§ **Problem to solve**
Lines that contain "image" are to be copied from the material, every one of them.

§ **Dataset content**
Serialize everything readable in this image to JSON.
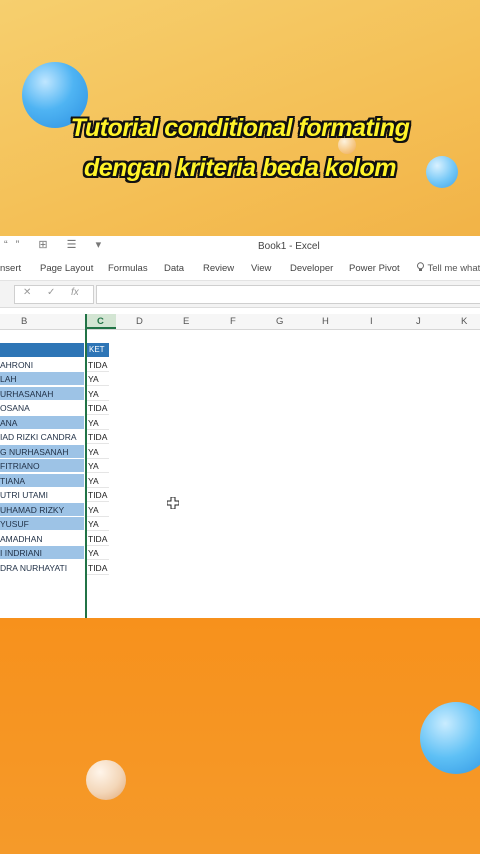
{
  "overlay": {
    "title_line1": "Tutorial conditional formating",
    "title_line2": "dengan kriteria beda kolom"
  },
  "window": {
    "title": "Book1 - Excel",
    "quick_access_icons": "“” ⊞ ☰ ▾"
  },
  "ribbon": {
    "tabs": [
      "nsert",
      "Page Layout",
      "Formulas",
      "Data",
      "Review",
      "View",
      "Developer",
      "Power Pivot"
    ],
    "tell_me": "Tell me what"
  },
  "formula_bar": {
    "cancel": "✕",
    "enter": "✓",
    "fx": "fx",
    "value": ""
  },
  "columns": [
    "B",
    "C",
    "D",
    "E",
    "F",
    "G",
    "H",
    "I",
    "J",
    "K"
  ],
  "table": {
    "header_ket": "KET",
    "rows": [
      {
        "name": "AHRONI",
        "ket": "TIDA",
        "highlight": false
      },
      {
        "name": "LAH",
        "ket": "YA",
        "highlight": true
      },
      {
        "name": "URHASANAH",
        "ket": "YA",
        "highlight": true
      },
      {
        "name": "OSANA",
        "ket": "TIDA",
        "highlight": false
      },
      {
        "name": "ANA",
        "ket": "YA",
        "highlight": true
      },
      {
        "name": "IAD RIZKI CANDRA",
        "ket": "TIDA",
        "highlight": false
      },
      {
        "name": "G NURHASANAH",
        "ket": "YA",
        "highlight": true
      },
      {
        "name": "FITRIANO",
        "ket": "YA",
        "highlight": true
      },
      {
        "name": "TIANA",
        "ket": "YA",
        "highlight": true
      },
      {
        "name": "UTRI UTAMI",
        "ket": "TIDA",
        "highlight": false
      },
      {
        "name": "UHAMAD RIZKY",
        "ket": "YA",
        "highlight": true
      },
      {
        "name": "YUSUF",
        "ket": "YA",
        "highlight": true
      },
      {
        "name": "AMADHAN",
        "ket": "TIDA",
        "highlight": false
      },
      {
        "name": "I INDRIANI",
        "ket": "YA",
        "highlight": true
      },
      {
        "name": "DRA NURHAYATI",
        "ket": "TIDA",
        "highlight": false
      }
    ]
  }
}
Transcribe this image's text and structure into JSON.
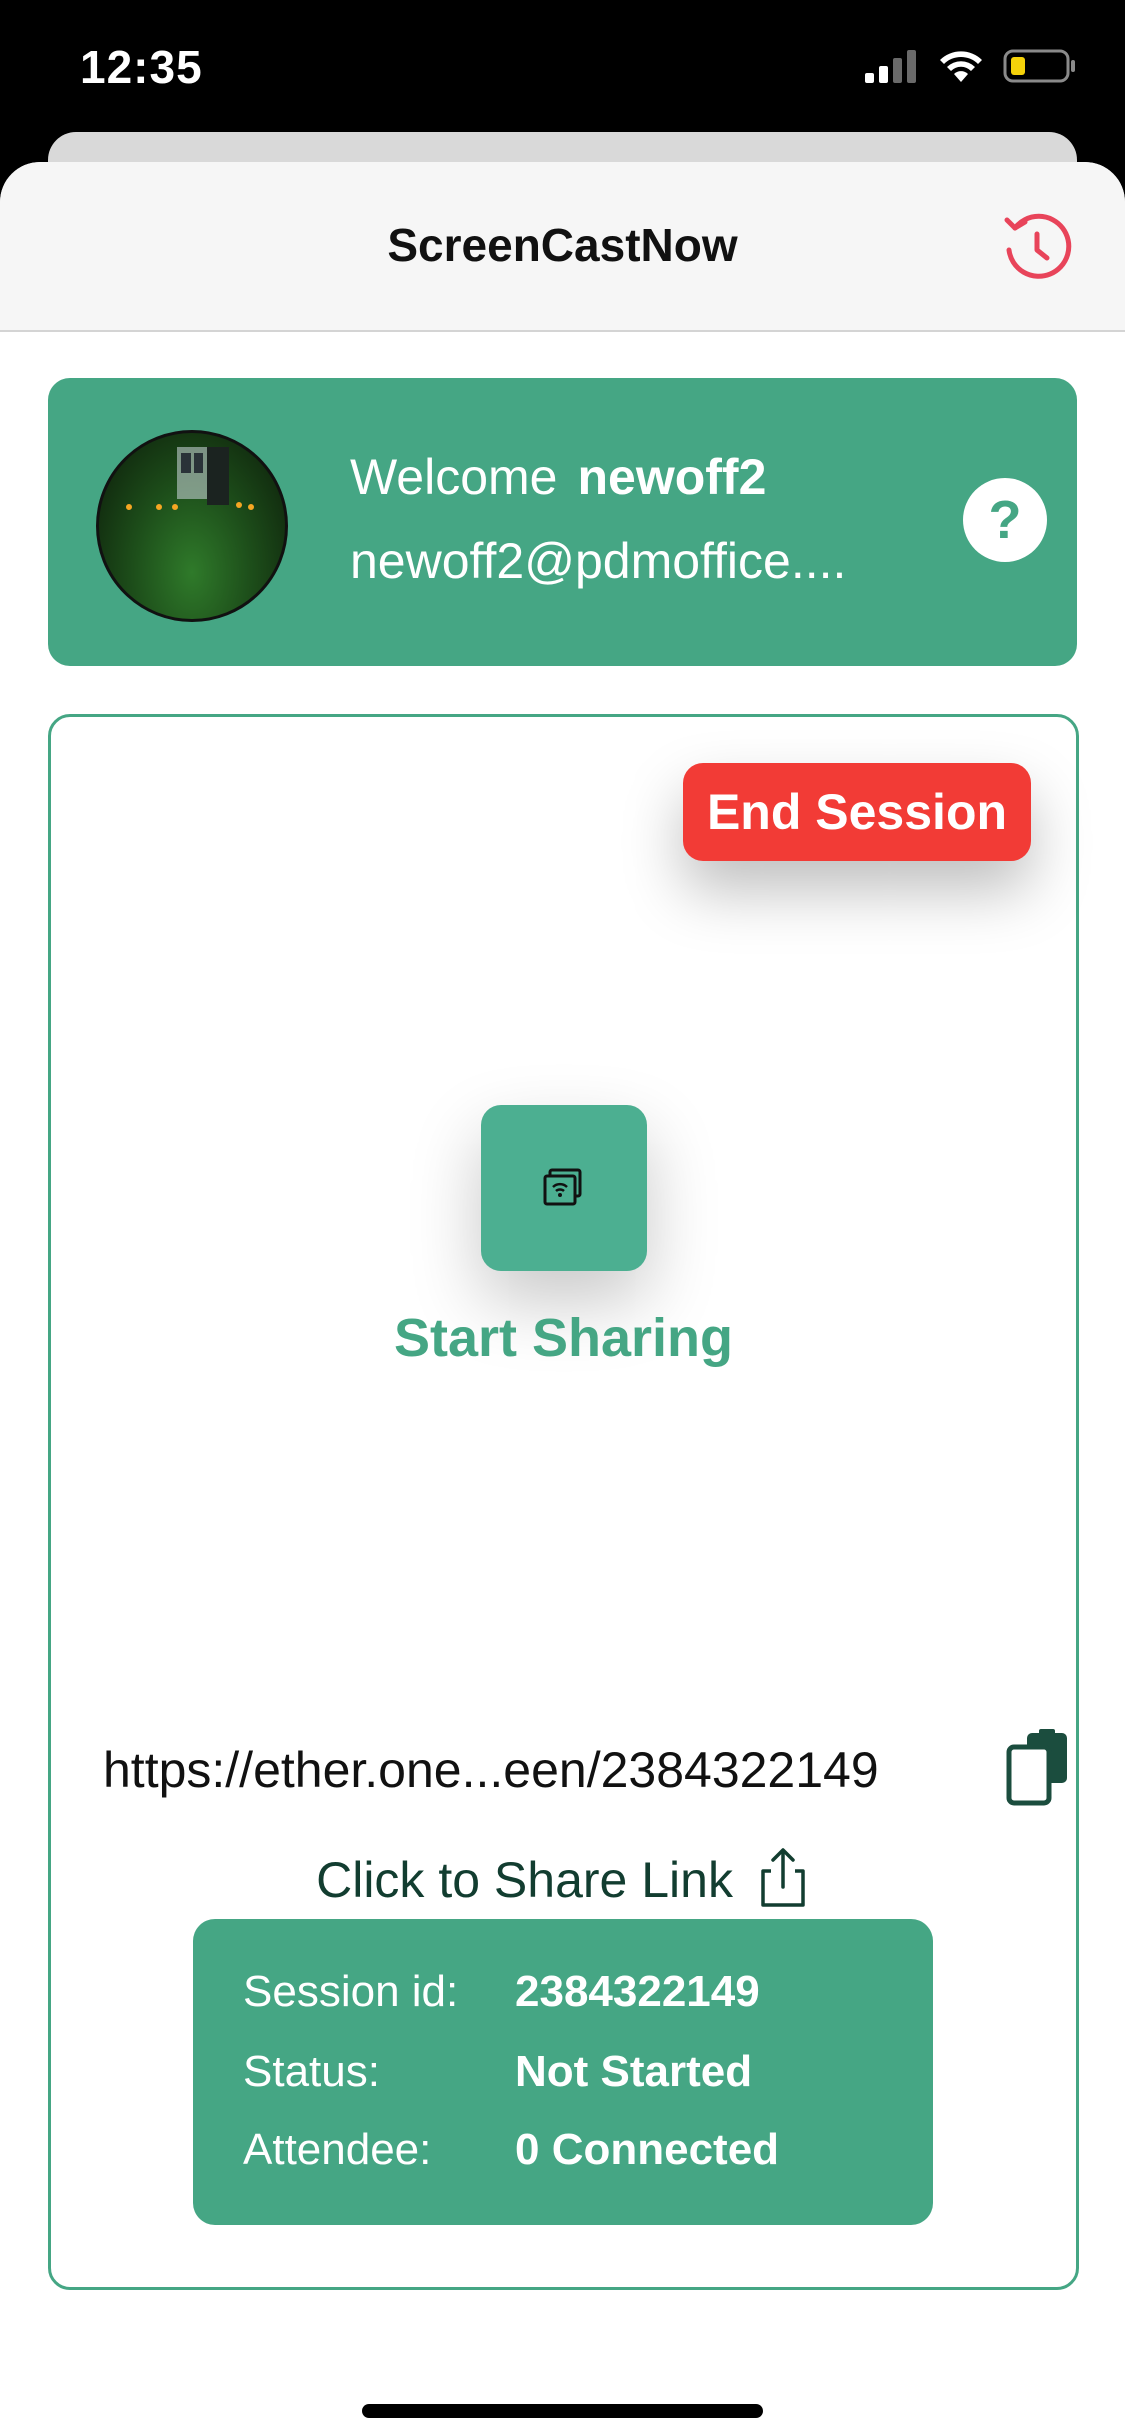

§ **Written answer**
Serialize everything readable in this image to JSON.
Transcribe this image's text and structure into JSON.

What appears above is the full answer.